**Problem requirements**. Identify all lines of the data containing the string "label" and copy them.

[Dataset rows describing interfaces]
******************************

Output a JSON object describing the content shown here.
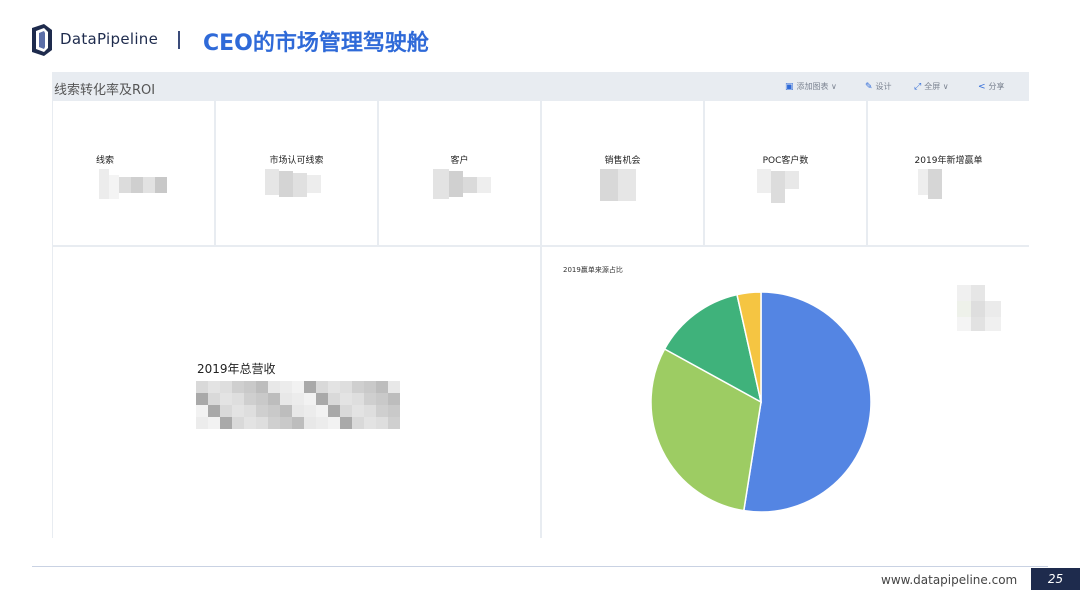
{
  "header": {
    "brand": "DataPipeline",
    "title": "CEO的市场管理驾驶舱"
  },
  "toolbar": {
    "title": "线索转化率及ROI",
    "buttons": [
      {
        "label": "添加图表 ∨",
        "icon": "chart-icon"
      },
      {
        "label": "设计",
        "icon": "design-icon"
      },
      {
        "label": "全屏 ∨",
        "icon": "fullscreen-icon"
      },
      {
        "label": "分享",
        "icon": "share-icon"
      }
    ]
  },
  "kpis": [
    {
      "label": "线索"
    },
    {
      "label": "市场认可线索"
    },
    {
      "label": "客户"
    },
    {
      "label": "销售机会"
    },
    {
      "label": "POC客户数"
    },
    {
      "label": "2019年新增赢单"
    }
  ],
  "revenue": {
    "label": "2019年总营收"
  },
  "chart_data": {
    "type": "pie",
    "title": "2019赢单来源占比",
    "series": [
      {
        "values": [
          52.5,
          30.5,
          13.5,
          3.5
        ]
      }
    ],
    "colors": [
      "#5485e3",
      "#9dcc63",
      "#3fb27b",
      "#f5c542"
    ],
    "start_angle_deg": 0,
    "direction": "clockwise"
  },
  "footer": {
    "url": "www.datapipeline.com",
    "page": "25"
  },
  "colors": {
    "brand_blue": "#2f6ad8",
    "navy": "#1e2b4d"
  }
}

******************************

**Response to the exercise**.
        "label": "添加图表 ∨",
        "label": "设计",
        "label": "全屏 ∨",
        "label": "分享",
      "label": "线索"
      "label": "市场认可线索"
      "label": "客户"
      "label": "销售机会"
      "label": "POC客户数"
      "label": "2019年新增赢单"
    "label": "2019年总营收"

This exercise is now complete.